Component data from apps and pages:

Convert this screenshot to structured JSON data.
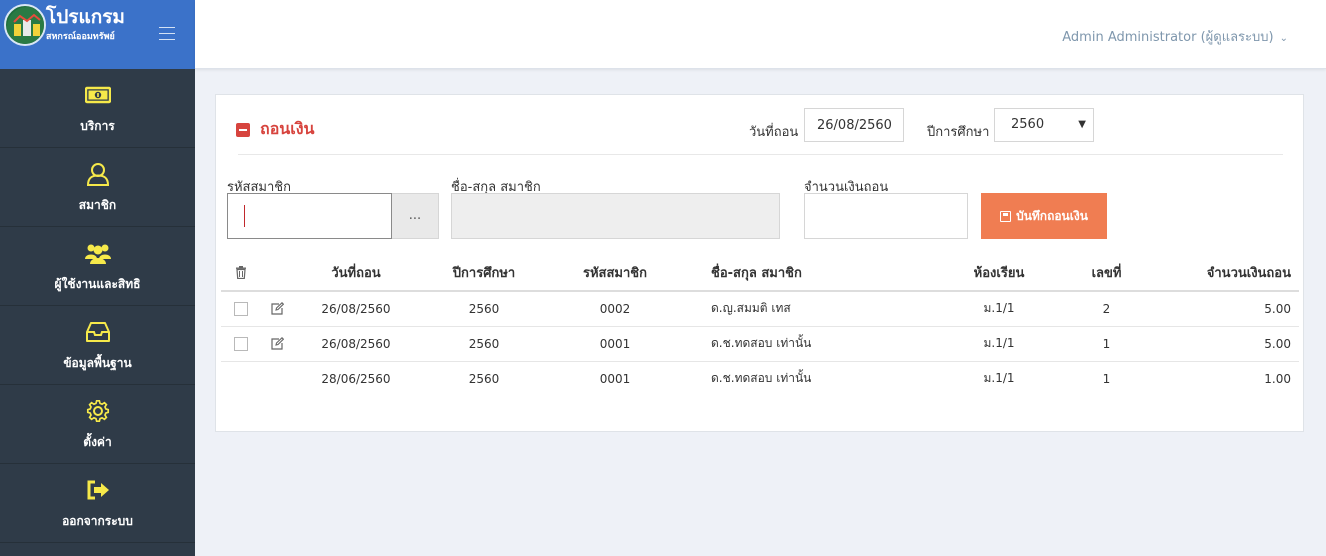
{
  "brand": {
    "title": "โปรแกรม",
    "subtitle": "สหกรณ์ออมทรัพย์"
  },
  "nav": [
    {
      "label": "บริการ",
      "icon": "money-icon"
    },
    {
      "label": "สมาชิก",
      "icon": "user-icon"
    },
    {
      "label": "ผู้ใช้งานและสิทธิ",
      "icon": "users-icon"
    },
    {
      "label": "ข้อมูลพื้นฐาน",
      "icon": "inbox-icon"
    },
    {
      "label": "ตั้งค่า",
      "icon": "gear-icon"
    },
    {
      "label": "ออกจากระบบ",
      "icon": "sign-out-icon"
    }
  ],
  "topbar": {
    "user": "Admin Administrator (ผู้ดูแลระบบ)"
  },
  "panel": {
    "title": "ถอนเงิน",
    "date_label": "วันที่ถอน",
    "date_value": "26/08/2560",
    "year_label": "ปีการศึกษา",
    "year_value": "2560",
    "member_id_label": "รหัสสมาชิก",
    "member_name_label": "ชื่อ-สกุล สมาชิก",
    "amount_label": "จำนวนเงินถอน",
    "search_button": "...",
    "save_button": "บันทึกถอนเงิน"
  },
  "colors": {
    "sidebar": "#2f3b48",
    "brand": "#3b72c9",
    "accent": "#d7443e",
    "button": "#f07d52",
    "icon": "#f6e94a"
  },
  "table": {
    "headers": [
      "วันที่ถอน",
      "ปีการศึกษา",
      "รหัสสมาชิก",
      "ชื่อ-สกุล สมาชิก",
      "ห้องเรียน",
      "เลขที่",
      "จำนวนเงินถอน"
    ],
    "rows": [
      {
        "date": "26/08/2560",
        "year": "2560",
        "id": "0002",
        "name": "ด.ญ.สมมติ เทส",
        "room": "ม.1/1",
        "no": "2",
        "amount": "5.00"
      },
      {
        "date": "26/08/2560",
        "year": "2560",
        "id": "0001",
        "name": "ด.ช.ทดสอบ เท่านั้น",
        "room": "ม.1/1",
        "no": "1",
        "amount": "5.00"
      },
      {
        "date": "28/06/2560",
        "year": "2560",
        "id": "0001",
        "name": "ด.ช.ทดสอบ เท่านั้น",
        "room": "ม.1/1",
        "no": "1",
        "amount": "1.00"
      }
    ]
  }
}
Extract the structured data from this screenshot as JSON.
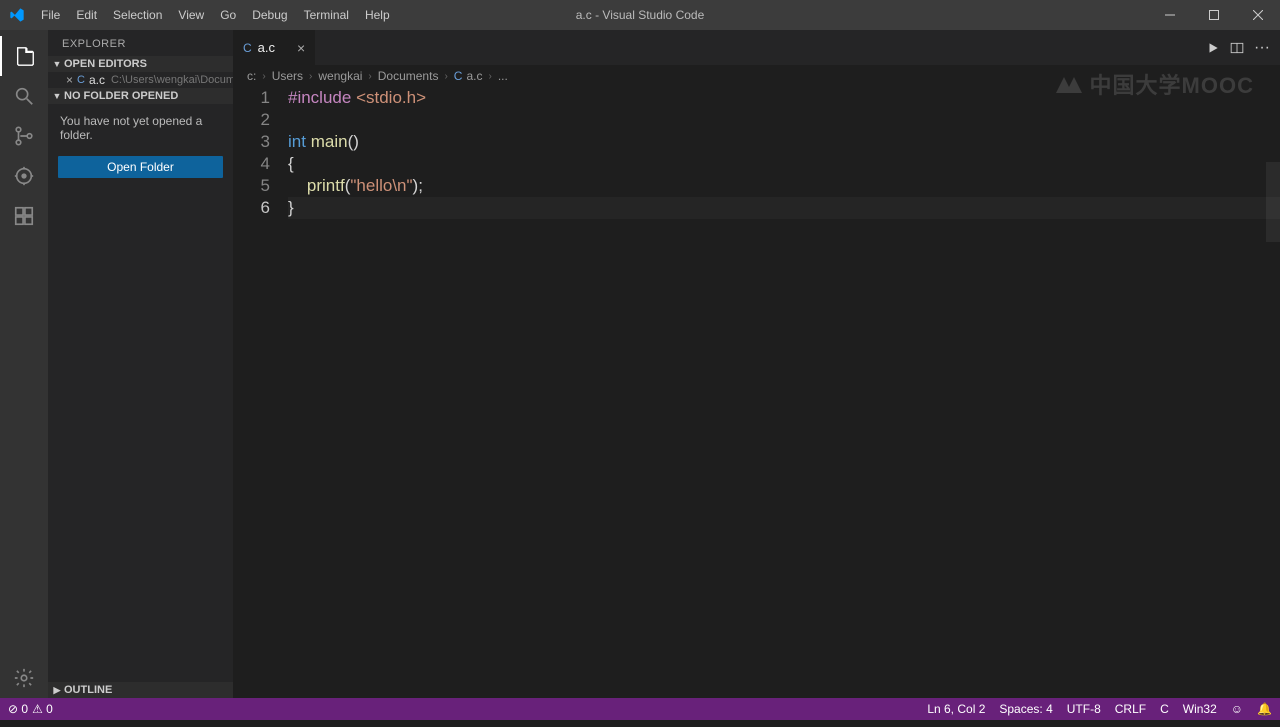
{
  "window": {
    "title": "a.c - Visual Studio Code"
  },
  "menu": {
    "items": [
      "File",
      "Edit",
      "Selection",
      "View",
      "Go",
      "Debug",
      "Terminal",
      "Help"
    ]
  },
  "activity": {
    "icons": [
      "files",
      "search",
      "source-control",
      "debug",
      "extensions"
    ]
  },
  "sidebar": {
    "title": "EXPLORER",
    "openEditors": {
      "label": "OPEN EDITORS",
      "file": {
        "lang": "C",
        "name": "a.c",
        "path": "C:\\Users\\wengkai\\Documents"
      }
    },
    "noFolder": {
      "label": "NO FOLDER OPENED",
      "message": "You have not yet opened a folder.",
      "button": "Open Folder"
    },
    "outline": {
      "label": "OUTLINE"
    }
  },
  "tab": {
    "lang": "C",
    "name": "a.c"
  },
  "breadcrumbs": {
    "segments": [
      "c:",
      "Users",
      "wengkai",
      "Documents"
    ],
    "fileLang": "C",
    "fileName": "a.c",
    "trail": "..."
  },
  "code": {
    "lines": [
      {
        "n": 1,
        "tokens": [
          [
            "directive",
            "#include"
          ],
          [
            "punct",
            " "
          ],
          [
            "string",
            "<stdio.h>"
          ]
        ]
      },
      {
        "n": 2,
        "tokens": []
      },
      {
        "n": 3,
        "tokens": [
          [
            "type",
            "int"
          ],
          [
            "punct",
            " "
          ],
          [
            "func",
            "main"
          ],
          [
            "punct",
            "()"
          ]
        ]
      },
      {
        "n": 4,
        "tokens": [
          [
            "punct",
            "{"
          ]
        ]
      },
      {
        "n": 5,
        "tokens": [
          [
            "punct",
            "    "
          ],
          [
            "func",
            "printf"
          ],
          [
            "punct",
            "("
          ],
          [
            "string",
            "\"hello\\n\""
          ],
          [
            "punct",
            ");"
          ]
        ]
      },
      {
        "n": 6,
        "current": true,
        "tokens": [
          [
            "punct",
            "}"
          ]
        ]
      }
    ]
  },
  "status": {
    "left": {
      "errors": "0",
      "warnings": "0"
    },
    "right": {
      "pos": "Ln 6, Col 2",
      "spaces": "Spaces: 4",
      "enc": "UTF-8",
      "eol": "CRLF",
      "lang": "C",
      "build": "Win32",
      "smile": "☺",
      "bell": "🔔"
    }
  },
  "watermark": "中国大学MOOC"
}
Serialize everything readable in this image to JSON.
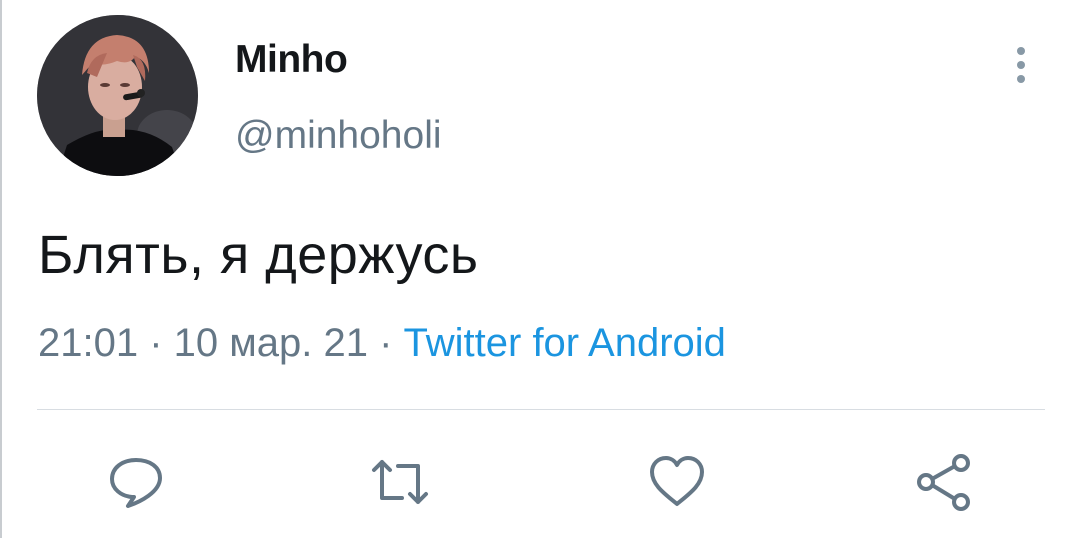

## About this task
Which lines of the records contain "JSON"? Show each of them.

## Answer for this exercise
Convert this screenshot to structured JSON data.
Extract the structured data from this screenshot as JSON.
Serialize everything readable in this image to JSON.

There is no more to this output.